◆ **Work request**:
In the records below, find the lines that include "value" and copy each.

*** Task inputs ***

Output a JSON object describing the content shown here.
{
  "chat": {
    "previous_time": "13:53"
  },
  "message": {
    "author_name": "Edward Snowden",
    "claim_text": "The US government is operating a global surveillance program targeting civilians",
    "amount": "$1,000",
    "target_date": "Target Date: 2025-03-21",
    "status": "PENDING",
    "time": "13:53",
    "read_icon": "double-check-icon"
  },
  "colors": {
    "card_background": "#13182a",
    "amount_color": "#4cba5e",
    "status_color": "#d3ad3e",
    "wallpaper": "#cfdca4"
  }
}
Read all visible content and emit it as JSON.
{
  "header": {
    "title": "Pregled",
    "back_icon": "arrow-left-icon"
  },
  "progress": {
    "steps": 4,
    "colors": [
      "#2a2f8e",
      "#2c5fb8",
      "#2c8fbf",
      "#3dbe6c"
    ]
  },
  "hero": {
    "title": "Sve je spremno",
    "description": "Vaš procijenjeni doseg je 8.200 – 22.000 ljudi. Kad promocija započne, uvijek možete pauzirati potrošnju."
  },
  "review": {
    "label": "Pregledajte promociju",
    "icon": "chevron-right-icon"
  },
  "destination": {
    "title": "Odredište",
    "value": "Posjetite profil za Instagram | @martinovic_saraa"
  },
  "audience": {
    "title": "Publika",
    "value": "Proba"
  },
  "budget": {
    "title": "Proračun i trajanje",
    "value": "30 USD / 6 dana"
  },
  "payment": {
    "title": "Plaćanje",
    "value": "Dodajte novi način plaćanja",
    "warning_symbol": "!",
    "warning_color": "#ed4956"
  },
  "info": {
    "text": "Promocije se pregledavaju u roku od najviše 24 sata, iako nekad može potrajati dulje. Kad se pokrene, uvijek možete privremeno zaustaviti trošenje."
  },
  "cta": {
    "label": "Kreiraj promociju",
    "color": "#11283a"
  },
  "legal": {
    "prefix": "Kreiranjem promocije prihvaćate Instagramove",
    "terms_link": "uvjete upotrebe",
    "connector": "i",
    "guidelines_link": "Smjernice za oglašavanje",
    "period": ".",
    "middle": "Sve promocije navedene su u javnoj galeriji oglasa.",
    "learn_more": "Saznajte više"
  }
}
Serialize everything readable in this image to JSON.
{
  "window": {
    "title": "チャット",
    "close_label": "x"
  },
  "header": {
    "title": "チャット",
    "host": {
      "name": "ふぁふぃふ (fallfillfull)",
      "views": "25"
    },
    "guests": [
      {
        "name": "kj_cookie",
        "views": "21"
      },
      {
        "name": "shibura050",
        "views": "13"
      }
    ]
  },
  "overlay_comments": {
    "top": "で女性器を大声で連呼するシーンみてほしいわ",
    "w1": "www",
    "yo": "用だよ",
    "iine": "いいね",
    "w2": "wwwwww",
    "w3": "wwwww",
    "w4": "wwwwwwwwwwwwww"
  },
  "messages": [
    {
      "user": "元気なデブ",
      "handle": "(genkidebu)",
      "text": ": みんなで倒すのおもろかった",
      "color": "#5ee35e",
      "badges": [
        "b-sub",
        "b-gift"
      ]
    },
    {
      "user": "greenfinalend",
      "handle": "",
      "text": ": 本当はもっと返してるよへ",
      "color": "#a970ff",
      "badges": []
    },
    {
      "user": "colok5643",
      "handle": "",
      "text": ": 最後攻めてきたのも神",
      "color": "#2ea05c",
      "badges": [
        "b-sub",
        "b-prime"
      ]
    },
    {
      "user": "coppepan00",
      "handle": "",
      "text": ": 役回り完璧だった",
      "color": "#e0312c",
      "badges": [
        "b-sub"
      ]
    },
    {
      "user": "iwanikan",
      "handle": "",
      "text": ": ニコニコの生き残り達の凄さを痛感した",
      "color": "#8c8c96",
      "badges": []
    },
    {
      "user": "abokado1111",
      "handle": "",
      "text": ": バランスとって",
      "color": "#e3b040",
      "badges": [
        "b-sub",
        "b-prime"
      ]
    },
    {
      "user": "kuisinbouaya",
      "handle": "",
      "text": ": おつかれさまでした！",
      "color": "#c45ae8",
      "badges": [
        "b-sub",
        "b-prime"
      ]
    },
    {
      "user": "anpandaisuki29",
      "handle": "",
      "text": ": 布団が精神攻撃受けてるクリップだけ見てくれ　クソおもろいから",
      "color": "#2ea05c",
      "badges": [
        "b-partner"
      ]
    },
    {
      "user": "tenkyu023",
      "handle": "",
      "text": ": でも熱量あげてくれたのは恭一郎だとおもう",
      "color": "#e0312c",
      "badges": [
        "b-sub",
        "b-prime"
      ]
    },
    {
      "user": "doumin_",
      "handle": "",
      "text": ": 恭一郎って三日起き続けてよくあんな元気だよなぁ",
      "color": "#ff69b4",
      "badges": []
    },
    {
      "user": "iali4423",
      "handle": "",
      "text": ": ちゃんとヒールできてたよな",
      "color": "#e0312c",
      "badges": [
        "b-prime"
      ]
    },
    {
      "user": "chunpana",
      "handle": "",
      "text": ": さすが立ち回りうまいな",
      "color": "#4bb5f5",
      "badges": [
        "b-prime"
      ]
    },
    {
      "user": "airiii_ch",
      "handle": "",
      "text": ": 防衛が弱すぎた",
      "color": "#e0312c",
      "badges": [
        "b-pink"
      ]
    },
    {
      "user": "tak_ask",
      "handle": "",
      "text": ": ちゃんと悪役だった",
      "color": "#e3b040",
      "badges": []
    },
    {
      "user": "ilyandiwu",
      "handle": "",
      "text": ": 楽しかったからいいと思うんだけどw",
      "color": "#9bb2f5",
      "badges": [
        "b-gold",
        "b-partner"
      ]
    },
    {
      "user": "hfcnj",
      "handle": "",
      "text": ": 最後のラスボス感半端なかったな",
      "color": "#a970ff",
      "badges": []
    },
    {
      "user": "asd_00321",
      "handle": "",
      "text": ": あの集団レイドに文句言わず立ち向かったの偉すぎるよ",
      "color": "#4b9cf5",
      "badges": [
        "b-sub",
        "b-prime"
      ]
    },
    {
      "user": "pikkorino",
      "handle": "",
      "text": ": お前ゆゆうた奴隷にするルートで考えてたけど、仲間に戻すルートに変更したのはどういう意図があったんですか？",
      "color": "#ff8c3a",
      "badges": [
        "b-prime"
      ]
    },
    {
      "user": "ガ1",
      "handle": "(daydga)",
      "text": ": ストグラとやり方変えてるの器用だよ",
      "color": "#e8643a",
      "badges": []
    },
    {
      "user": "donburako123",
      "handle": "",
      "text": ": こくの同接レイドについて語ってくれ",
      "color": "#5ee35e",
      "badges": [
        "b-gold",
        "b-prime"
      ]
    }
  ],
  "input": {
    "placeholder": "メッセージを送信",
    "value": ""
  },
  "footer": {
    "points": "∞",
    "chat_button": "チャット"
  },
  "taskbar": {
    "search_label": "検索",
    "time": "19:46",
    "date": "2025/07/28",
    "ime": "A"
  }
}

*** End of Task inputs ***

◆ **Response for this exercise**:
    "value": "Posjetite profil za Instagram | @martinovic_saraa"
    "value": "Proba"
    "value": "30 USD / 6 dana"
    "value": "Dodajte novi način plaćanja",
    "value": ""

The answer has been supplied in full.